■ Aim of the task ■
In your copy, repeat the records exactly and leave out the pictures.
:: Data section ::
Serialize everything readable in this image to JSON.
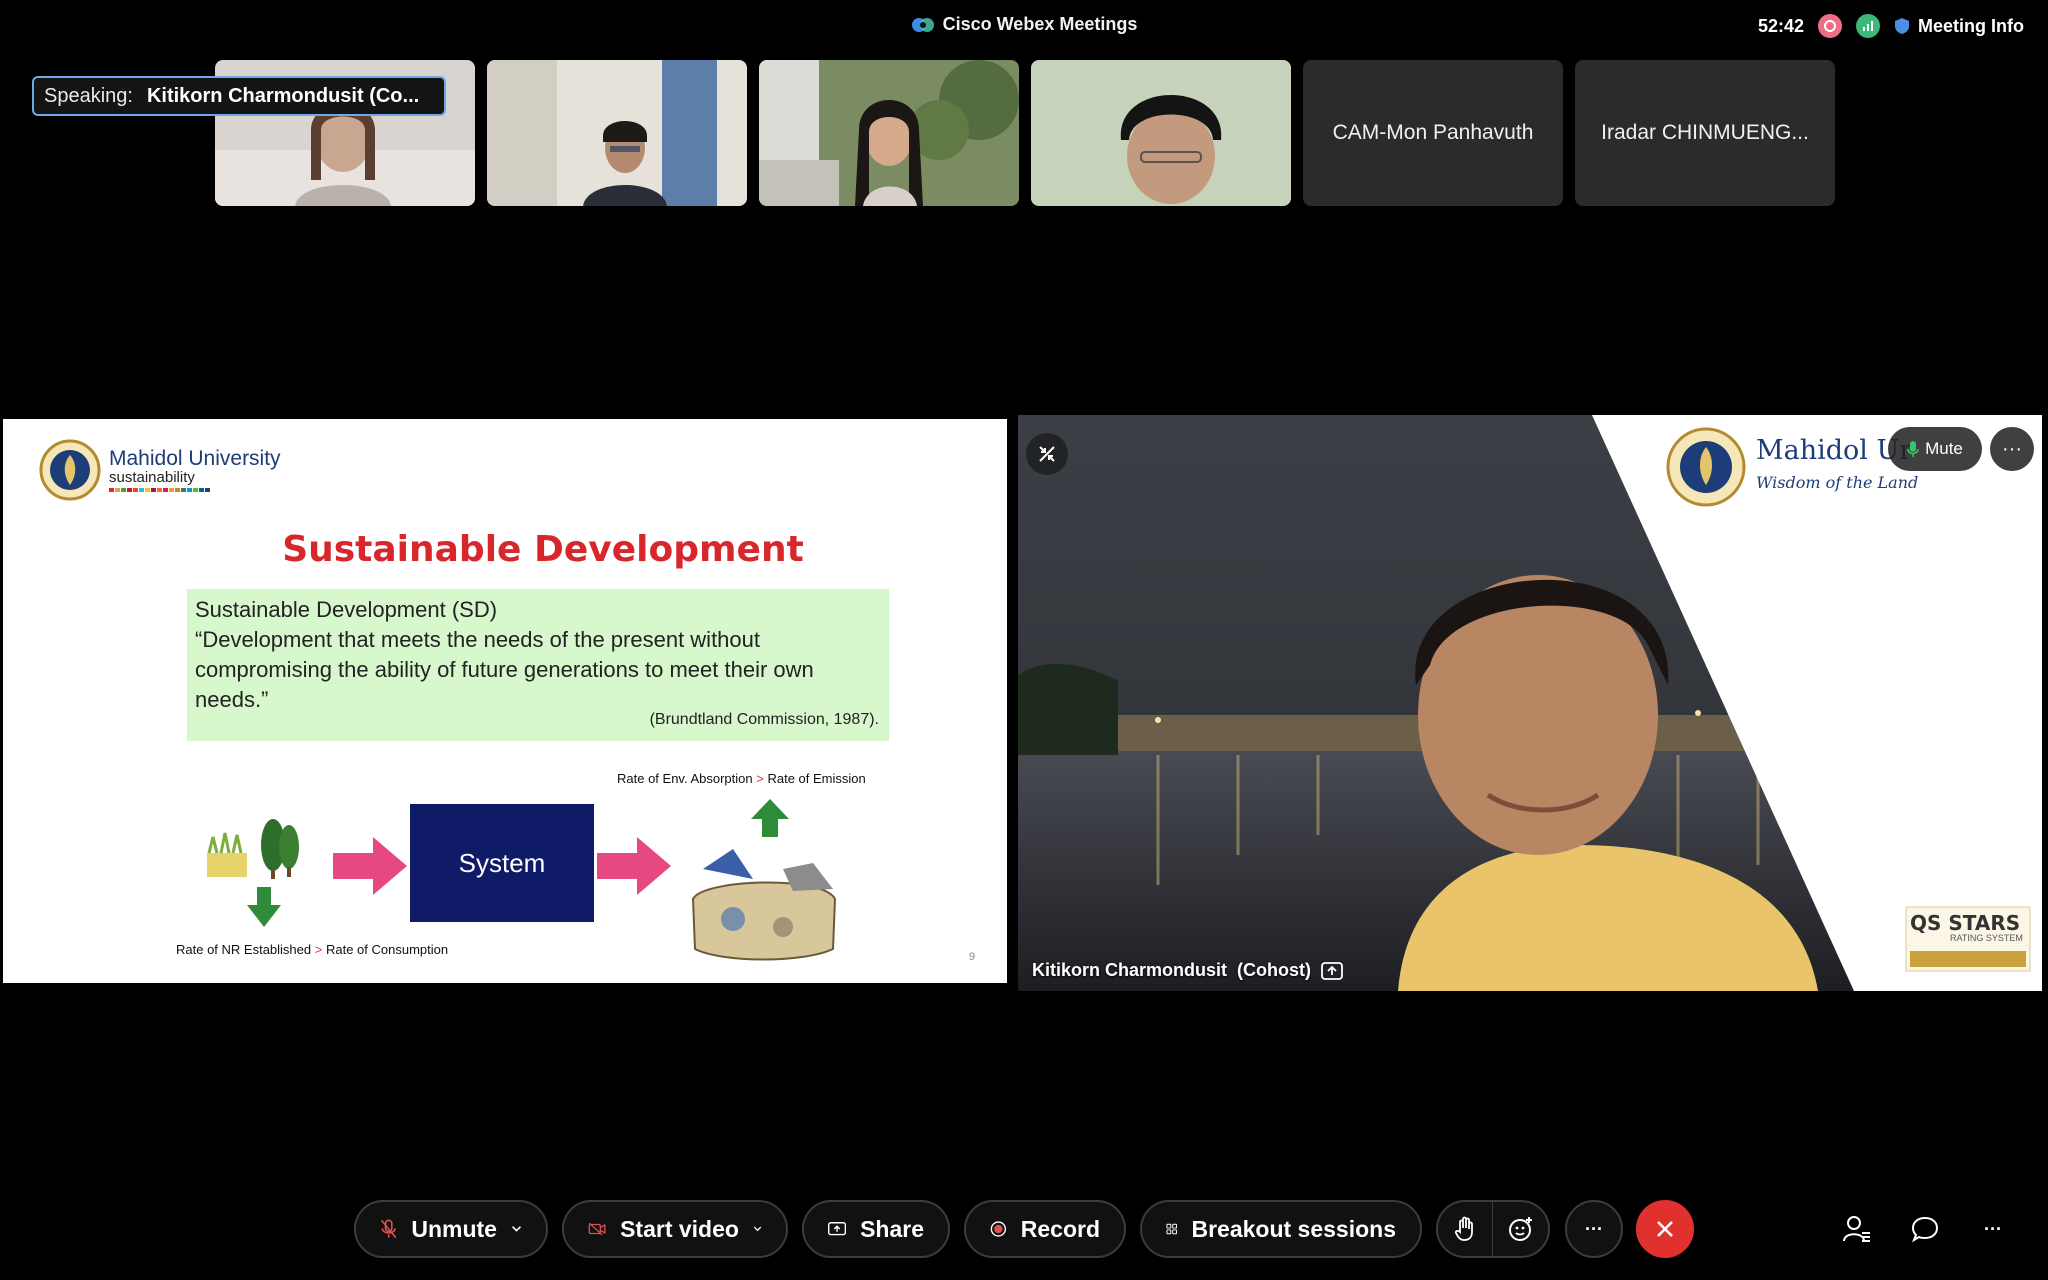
{
  "window": {
    "title": "Cisco Webex Meetings"
  },
  "status": {
    "timer": "52:42",
    "meeting_info_label": "Meeting Info"
  },
  "speaking": {
    "label": "Speaking:",
    "name": "Kitikorn Charmondusit (Co..."
  },
  "participants": [
    {
      "name": "CAM-Mon Panhavuth"
    },
    {
      "name": "Iradar CHINMUENG..."
    }
  ],
  "slide": {
    "logo_name": "Mahidol University",
    "logo_sub": "sustainability",
    "title": "Sustainable Development",
    "definition": {
      "heading": "Sustainable Development (SD)",
      "quote": "“Development that meets the needs of the present without compromising the ability of future generations to meet their own needs.”",
      "citation": "(Brundtland Commission, 1987)."
    },
    "top_rate": {
      "left": "Rate of Env. Absorption",
      "sep": ">",
      "right": "Rate of Emission"
    },
    "bottom_rate": {
      "left": "Rate of NR Established",
      "sep": ">",
      "right": "Rate of Consumption"
    },
    "system_label": "System",
    "page_number": "9"
  },
  "camera": {
    "mute_label": "Mute",
    "participant_name": "Kitikorn Charmondusit",
    "role": "(Cohost)",
    "backdrop_logo": "Mahidol Ur",
    "backdrop_motto": "Wisdom of the Land",
    "badge_line1": "QS STARS",
    "badge_line2": "RATING SYSTEM"
  },
  "controls": {
    "unmute": "Unmute",
    "start_video": "Start video",
    "share": "Share",
    "record": "Record",
    "breakout": "Breakout sessions",
    "more": "···"
  },
  "colors": {
    "end_call": "#e0312f",
    "accent": "#6ea8e8",
    "slide_title": "#d7272c",
    "system_box": "#0f1b66"
  }
}
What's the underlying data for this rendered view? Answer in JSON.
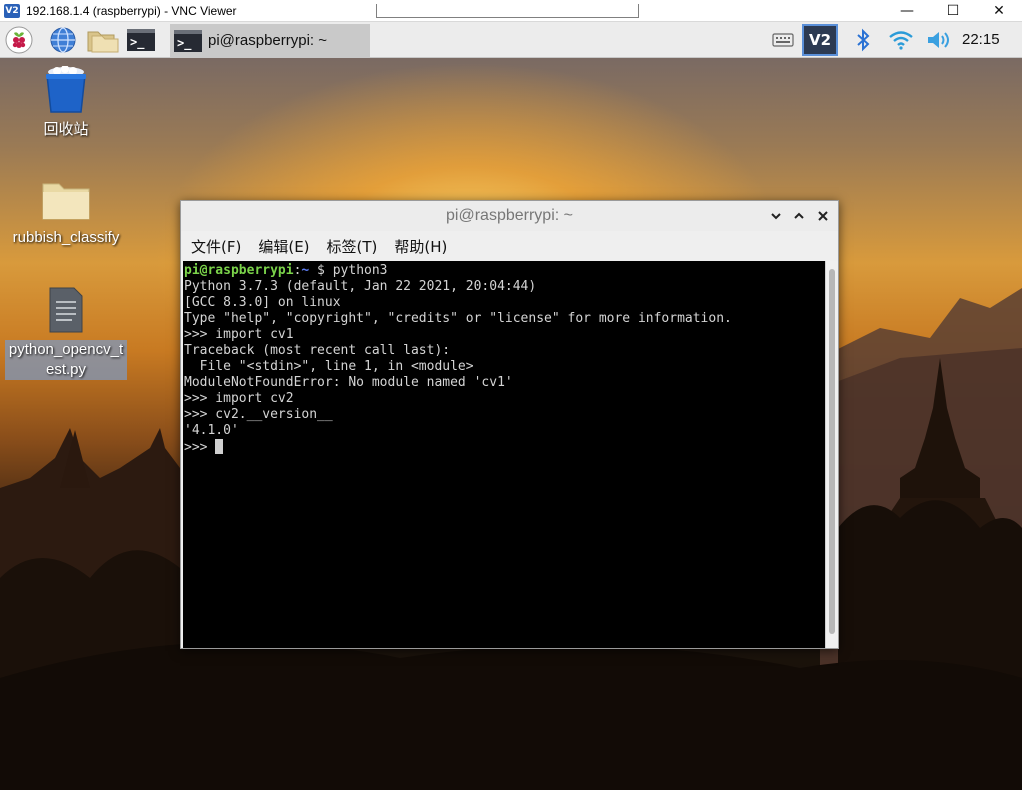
{
  "vnc": {
    "logo_text": "V2",
    "title": "192.168.1.4 (raspberrypi) - VNC Viewer",
    "minimize": "—",
    "maximize": "☐",
    "close": "✕"
  },
  "taskbar": {
    "launchers": [
      {
        "name": "raspberry-menu-icon"
      },
      {
        "name": "web-browser-icon"
      },
      {
        "name": "file-manager-icon"
      },
      {
        "name": "terminal-launcher-icon",
        "glyph": ">_"
      }
    ],
    "task": {
      "glyph": ">_",
      "label": "pi@raspberrypi: ~"
    },
    "tray": {
      "keyboard": "keyboard-icon",
      "vnc_logo": "V2",
      "bluetooth": "bluetooth-icon",
      "wifi": "wifi-icon",
      "volume": "volume-icon"
    },
    "clock": "22:15"
  },
  "desktop": {
    "items": [
      {
        "label": "回收站",
        "icon": "trash-icon"
      },
      {
        "label": "rubbish_classify",
        "icon": "folder-icon"
      },
      {
        "label": "python_opencv_test.py",
        "label_line1": "python_opencv_t",
        "label_line2": "est.py",
        "icon": "text-file-icon"
      }
    ]
  },
  "terminal": {
    "title": "pi@raspberrypi: ~",
    "menu": [
      "文件(F)",
      "编辑(E)",
      "标签(T)",
      "帮助(H)"
    ],
    "prompt_user": "pi@raspberrypi",
    "prompt_sep": ":",
    "prompt_dir": "~",
    "prompt_tail": " $ python3",
    "lines": [
      "Python 3.7.3 (default, Jan 22 2021, 20:04:44)",
      "[GCC 8.3.0] on linux",
      "Type \"help\", \"copyright\", \"credits\" or \"license\" for more information.",
      ">>> import cv1",
      "Traceback (most recent call last):",
      "  File \"<stdin>\", line 1, in <module>",
      "ModuleNotFoundError: No module named 'cv1'",
      ">>> import cv2",
      ">>> cv2.__version__",
      "'4.1.0'"
    ],
    "current_prompt": ">>> "
  },
  "colors": {
    "prompt_user": "#7bd34a",
    "prompt_dir": "#5d7cf0",
    "terminal_bg": "#000000",
    "terminal_fg": "#d4d4d4",
    "vnc_accent": "#2a61b8"
  }
}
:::
■ Written reply ■
Serialize everything readable in this image to JSON.
{
  "window": {
    "title": "Cisco Webex Meetings"
  },
  "status": {
    "timer": "52:42",
    "meeting_info_label": "Meeting Info"
  },
  "speaking": {
    "label": "Speaking:",
    "name": "Kitikorn Charmondusit (Co..."
  },
  "participants": [
    {
      "name": "CAM-Mon Panhavuth"
    },
    {
      "name": "Iradar CHINMUENG..."
    }
  ],
  "slide": {
    "logo_name": "Mahidol University",
    "logo_sub": "sustainability",
    "title": "Sustainable Development",
    "definition": {
      "heading": "Sustainable Development (SD)",
      "quote": "“Development that meets the needs of the present without compromising the ability of future generations to meet their own needs.”",
      "citation": "(Brundtland Commission, 1987)."
    },
    "top_rate": {
      "left": "Rate of Env. Absorption",
      "sep": ">",
      "right": "Rate of Emission"
    },
    "bottom_rate": {
      "left": "Rate of NR Established",
      "sep": ">",
      "right": "Rate of Consumption"
    },
    "system_label": "System",
    "page_number": "9"
  },
  "camera": {
    "mute_label": "Mute",
    "participant_name": "Kitikorn Charmondusit",
    "role": "(Cohost)",
    "backdrop_logo": "Mahidol Ur",
    "backdrop_motto": "Wisdom of the Land",
    "badge_line1": "QS STARS",
    "badge_line2": "RATING SYSTEM"
  },
  "controls": {
    "unmute": "Unmute",
    "start_video": "Start video",
    "share": "Share",
    "record": "Record",
    "breakout": "Breakout sessions",
    "more": "···"
  },
  "colors": {
    "end_call": "#e0312f",
    "accent": "#6ea8e8",
    "slide_title": "#d7272c",
    "system_box": "#0f1b66"
  }
}
What's the underlying data for this rendered view? Answer in JSON.
{
  "vnc": {
    "logo_text": "V2",
    "title": "192.168.1.4 (raspberrypi) - VNC Viewer",
    "minimize": "—",
    "maximize": "☐",
    "close": "✕"
  },
  "taskbar": {
    "launchers": [
      {
        "name": "raspberry-menu-icon"
      },
      {
        "name": "web-browser-icon"
      },
      {
        "name": "file-manager-icon"
      },
      {
        "name": "terminal-launcher-icon",
        "glyph": ">_"
      }
    ],
    "task": {
      "glyph": ">_",
      "label": "pi@raspberrypi: ~"
    },
    "tray": {
      "keyboard": "keyboard-icon",
      "vnc_logo": "V2",
      "bluetooth": "bluetooth-icon",
      "wifi": "wifi-icon",
      "volume": "volume-icon"
    },
    "clock": "22:15"
  },
  "desktop": {
    "items": [
      {
        "label": "回收站",
        "icon": "trash-icon"
      },
      {
        "label": "rubbish_classify",
        "icon": "folder-icon"
      },
      {
        "label": "python_opencv_test.py",
        "label_line1": "python_opencv_t",
        "label_line2": "est.py",
        "icon": "text-file-icon"
      }
    ]
  },
  "terminal": {
    "title": "pi@raspberrypi: ~",
    "menu": [
      "文件(F)",
      "编辑(E)",
      "标签(T)",
      "帮助(H)"
    ],
    "prompt_user": "pi@raspberrypi",
    "prompt_sep": ":",
    "prompt_dir": "~",
    "prompt_tail": " $ python3",
    "lines": [
      "Python 3.7.3 (default, Jan 22 2021, 20:04:44)",
      "[GCC 8.3.0] on linux",
      "Type \"help\", \"copyright\", \"credits\" or \"license\" for more information.",
      ">>> import cv1",
      "Traceback (most recent call last):",
      "  File \"<stdin>\", line 1, in <module>",
      "ModuleNotFoundError: No module named 'cv1'",
      ">>> import cv2",
      ">>> cv2.__version__",
      "'4.1.0'"
    ],
    "current_prompt": ">>> "
  },
  "colors": {
    "prompt_user": "#7bd34a",
    "prompt_dir": "#5d7cf0",
    "terminal_bg": "#000000",
    "terminal_fg": "#d4d4d4",
    "vnc_accent": "#2a61b8"
  }
}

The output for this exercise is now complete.